The Greenville Guardian Actual journalism, virtually delivered

And So It Begins…

Guardian Staff Report

The November election proved a turning point for Greenville’s city council.

Marion Blackburn, who held the district 3 seat since 2009, was replaced by 23-year-old McLean Godley. In D5, 32-year-old P.J. Connelly defeated one-termer Dr. Richard Croskery, who won the seat in 2013.

It remains to be seen how the new mix will change the city’s course, but the newly elected council’s planning meeting, held at the ned of January, offered some early indications.

photo: City of Greenville

City Hall, site of the two-day planning session

Many believe the two new members – Connelly and Godley – will support the initiatives and policy objectives of Mayor Allen Thomas, who won a third consecutive term in November. Yet the two new councilors took very different paths to office.

Connelly used a door-to-door campaign, meaning he does not necessarily owe his victory to any particular interest group, and could emerge as an independent thinker. Godley, who has been more closely associated with Thomas, campaigned among student members of ECU fraternities and sororities, delivering them to the polls in buses which displayed his campaign’s signage.

Despite widespread opposition – voiced by numerous city boards, ECU, Cypress Glen, and a large number of citizens – the so-called “university overlay” zoning district remains, and could occupy a key place in the council’s work over the coming two years. It was this district where the two previous councils first supported and then rescinded (respectively) a rule allowing four unrelated tenants to reside in single-family homes.

That reversal has prevented permits for such uses since 2014. Still, within the university community, rental homes comprise a large percentage of the housing stock. Support and opposition to increases in rental housing availability for students in “traditional” single-family structures will therefore likely remain a wedge for the new council.

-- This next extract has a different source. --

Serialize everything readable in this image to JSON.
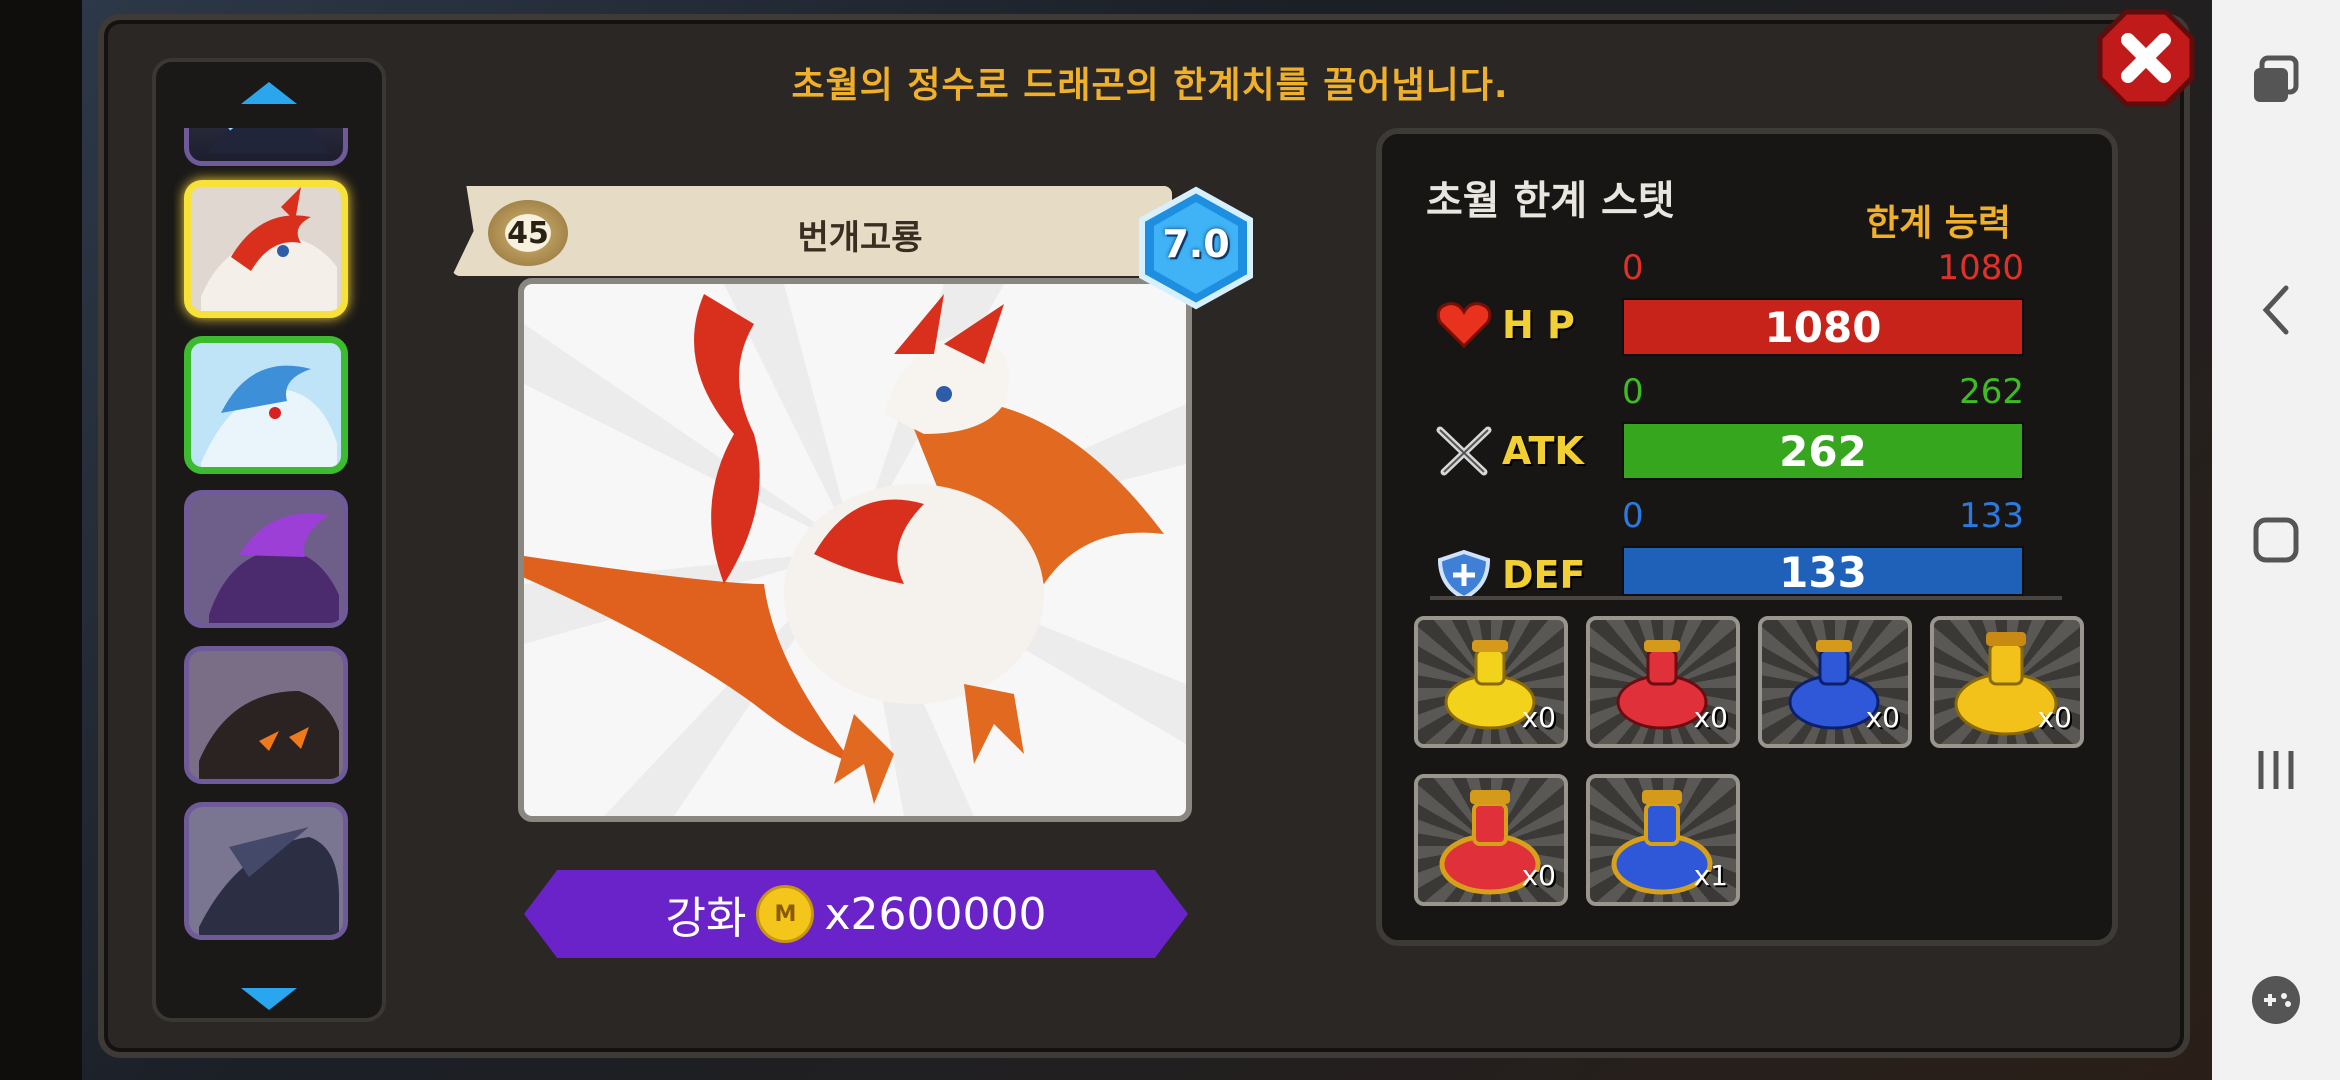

On the previous council, Thomas regularly got the support of returning councilors Kandie Smith (D1) and Rose Glover (D2). Smith, who often calls for more communication from the city to residents of her district, is challenging Jean Farmer-Butterfield for the District 24 N.C. House seat in the Democratic primary. Something to watch for is how, or if, Smith adapts her role on council as her campaign for the statehouse proceeds.

Long-time councilor Calvin Mercer (at-large) is likely to keep pushing for planning that includes what he considers “thoughtful” zoning and land use. While his focus on minutia is tedious at times, Mercer says his policy emphasis is linked with healthy city growth, and often cites Greenville Boulevard as an example of poor planning.

Second-term D4 councilor Rick Smiley brings a “just the facts” approach. His use of data sometimes paints him as the council’s technocrat, using reports derived from city-generated statistics to point up what he considers to be flaws of process, and to propose new approaches which might alleviate them–particularly when it comes to budgeting.

Some key issues facing city council as the new body’s two-year term begins:

–Budget and deficit spending. In recent years, the city has generally drawn down its savings account. Without the excess fund balance, there is less to draw upon. Addressing this narrowing of funds could prove challenging for  the new council.

–Safety. This is always a top priority for council, and key areas are violent crime, and pedestrian and bicyclist fatalities. Maintaining and perhaps expanding funding to combat these challenges could prove difficult in a tight budget climate.

–Tar River. The previous council made strides toward new uses of the river and the Town Common, drawing on broad public engagement and support. Some voices on the council and in the city are seeking aggressive development of the Town Common, more than what some others deem suitable for a park.

— Capital projects. The council will discuss big building projects, but must figure out how to pay for them. Politics traditionally trumps need in determining which projects get priority; given the potential new pro-development voting bloc now in place, there’s no reason to expect any change in that formula.

Join the discussion! To promote civility and the useful exchange of ideas, we moderate comments and require full names (first and last), and a valid email address (used solely for verification). If you have an issue posting, please describe it and paste any error message you receive in the body of an email. Send to: Thanks for your participation!

%d bloggers like this: